Wednesday, 28 December 2011
And so the Swedish journalists in Ethiopia got prison. 11 years for illegal entry and terrorism. I feel sorry for them and their families. 'Merry Christmas'.
The outrage in Swedish media, however, is interesting from a cultural perspective. The trial has been called 'unfair', the case condemned as 'political' and the African system as 'corrupt'. Is this true or is it a case of Swedes taking the moral high ground?
Anthropologists are yet to find a culture that thinks their way is wrong. And judging by this case, this is a very relevant discovery for Swedish culture. It seems very often in Swedish media, and even amongst Swedes themselves, that no other legal system is as honest and fair as the Swedish one. All African and Asian judicial systems are deemed unjust, as are most European - and the American system is seen as flawed.
Is this the reason why Sweden has given itself the role of the social and political conscience of the world? The neutral, peacekeeping and mediating nation? Because at heart Swedes think they're right and the others are wrong?
My recurring feeling is that this belief gives some Swedes a false sense of security. Wherever they are in the world, they feel protected by the superiority of Swedishness.
The particular case in Ethiopia is, of course, a tragedy all round. And although the perpertrators may very well not be terrorists, they certainly did enter the country illegally. As journalists, they saw it as their duty to report on one of the most closed regions in the world. But they got caught.
And, although they might think so, I'm afraid being Swedish won't protect them in Addis Abeba.

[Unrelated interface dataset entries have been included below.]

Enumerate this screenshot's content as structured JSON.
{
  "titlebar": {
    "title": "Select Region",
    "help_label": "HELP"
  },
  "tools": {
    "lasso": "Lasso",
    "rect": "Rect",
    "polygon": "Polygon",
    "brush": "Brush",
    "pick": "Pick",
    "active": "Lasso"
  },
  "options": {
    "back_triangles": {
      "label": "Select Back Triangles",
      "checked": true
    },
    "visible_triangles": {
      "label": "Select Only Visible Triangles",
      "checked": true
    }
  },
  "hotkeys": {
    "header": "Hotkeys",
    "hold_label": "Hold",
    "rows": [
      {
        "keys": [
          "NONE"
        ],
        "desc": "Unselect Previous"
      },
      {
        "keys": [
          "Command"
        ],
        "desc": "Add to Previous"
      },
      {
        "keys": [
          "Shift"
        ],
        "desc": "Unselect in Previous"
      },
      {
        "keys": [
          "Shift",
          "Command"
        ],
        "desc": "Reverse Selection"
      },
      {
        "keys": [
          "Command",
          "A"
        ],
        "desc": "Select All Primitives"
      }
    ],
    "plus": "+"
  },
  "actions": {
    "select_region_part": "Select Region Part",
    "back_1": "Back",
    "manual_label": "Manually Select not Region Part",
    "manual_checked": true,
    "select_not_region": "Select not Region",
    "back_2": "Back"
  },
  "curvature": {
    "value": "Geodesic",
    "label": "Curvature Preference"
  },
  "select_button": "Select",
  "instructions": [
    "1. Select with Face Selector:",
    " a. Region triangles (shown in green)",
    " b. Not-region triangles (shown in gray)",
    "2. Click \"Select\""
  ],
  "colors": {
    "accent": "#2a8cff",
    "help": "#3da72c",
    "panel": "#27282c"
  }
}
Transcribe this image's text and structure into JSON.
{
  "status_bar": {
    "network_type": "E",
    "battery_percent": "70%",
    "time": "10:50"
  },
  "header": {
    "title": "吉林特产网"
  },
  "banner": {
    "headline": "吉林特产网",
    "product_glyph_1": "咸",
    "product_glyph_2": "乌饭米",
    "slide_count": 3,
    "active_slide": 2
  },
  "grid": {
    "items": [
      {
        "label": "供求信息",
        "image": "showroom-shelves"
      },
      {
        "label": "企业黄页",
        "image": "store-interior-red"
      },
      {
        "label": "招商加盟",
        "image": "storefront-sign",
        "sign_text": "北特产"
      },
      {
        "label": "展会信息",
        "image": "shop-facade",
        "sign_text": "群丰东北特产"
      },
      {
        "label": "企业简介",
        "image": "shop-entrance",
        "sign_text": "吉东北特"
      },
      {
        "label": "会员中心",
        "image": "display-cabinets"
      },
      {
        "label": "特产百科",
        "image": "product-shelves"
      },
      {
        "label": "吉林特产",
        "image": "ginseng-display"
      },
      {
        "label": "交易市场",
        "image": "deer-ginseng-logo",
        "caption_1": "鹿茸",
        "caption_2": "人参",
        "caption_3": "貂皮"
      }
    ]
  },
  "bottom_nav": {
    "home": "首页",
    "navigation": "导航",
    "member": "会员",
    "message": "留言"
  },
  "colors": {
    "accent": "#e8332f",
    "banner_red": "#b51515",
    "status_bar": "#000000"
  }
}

Tuesday, 13 December 2011
A Chinese proverb says this,
'It's better to light a candle than to curse the darkness'.
Never was this more true than today. Lucia day. At the darkest time of the year, when we all are drained by the black mornings and afternoons, Lucia pays us a visit. With candles in her hair and surrounded by her handmaidens and boys, Lucia shines light into the dark depths of our spirits. And slowly, slowly, the day awakens.
I love Lucia. Long live Lucia!
Lucia traditions are celbrated in Sweden, Norway, Denmark, Italy, Latvia, Estonia, Finland, Hungary, Malta, Bosnia, Bavaria, Croatia, Slovakia and St. Lucia, West Indies. But where does she come from and why is she one of the few Saint's days celebrated in Sweden?
Santa Lucia is believed to have been a Sicilian saint who suffered a martyr's death in Syracuse, Sicily around AD 310. She was seeking help for her mother's long-term illness at the shrine of Saint Agnes, in her native Sicily, when an angel appeared to her in a dream beside the shrine. As a result of this, Lucy became a devout Christian and refused to compromise her virginity in marriage. Officials threatened to drag her off to a brothel if she did not renounce her Christian beliefs, but were unable to move her, even with a thousand men and fifty oxen pulling. So they stacked materials for a fire around her instead and set light to it, but she would not stop speaking. One of the soldiers stuck a spear through her throat to stop her, but to no effect. Soon afterwards, the Roman consulate in charge was hauled off to Rome on charges of theft from the state and beheaded. Lucia was able to die only when she was given the Christian sacrement.
The tradition of Santa Lucia is said to have been brough to Sweden via Italian merchants and the idea of lighting up the dark appealed so much that the tradition remained. The current tradition of having a white-dressed woman with candles in her hair appearing on the morning of the Lucia day started in the area around Lake Vänern in the late 18th century and spread slowly to other parts of the country during the 19th century.
The modern tradition of having public processions in the Swedish cities started in 1927 when a newspaper in Stockholm elected an official Lucia for Stockholm that year. The initiative was then followed around the country through the local press. Today most cities in Sweden appoint a Lucia every year. Schools elect a Lucia and her maids among the students. The regional Lucias will visit shopping malls, old people's homes and churches, singing and handing out gingerbread.
So, it might be cold and dark outside, but inside it's light. And the light is always stronger than the darkness. Keep your light lit, and you will never feel the darkness.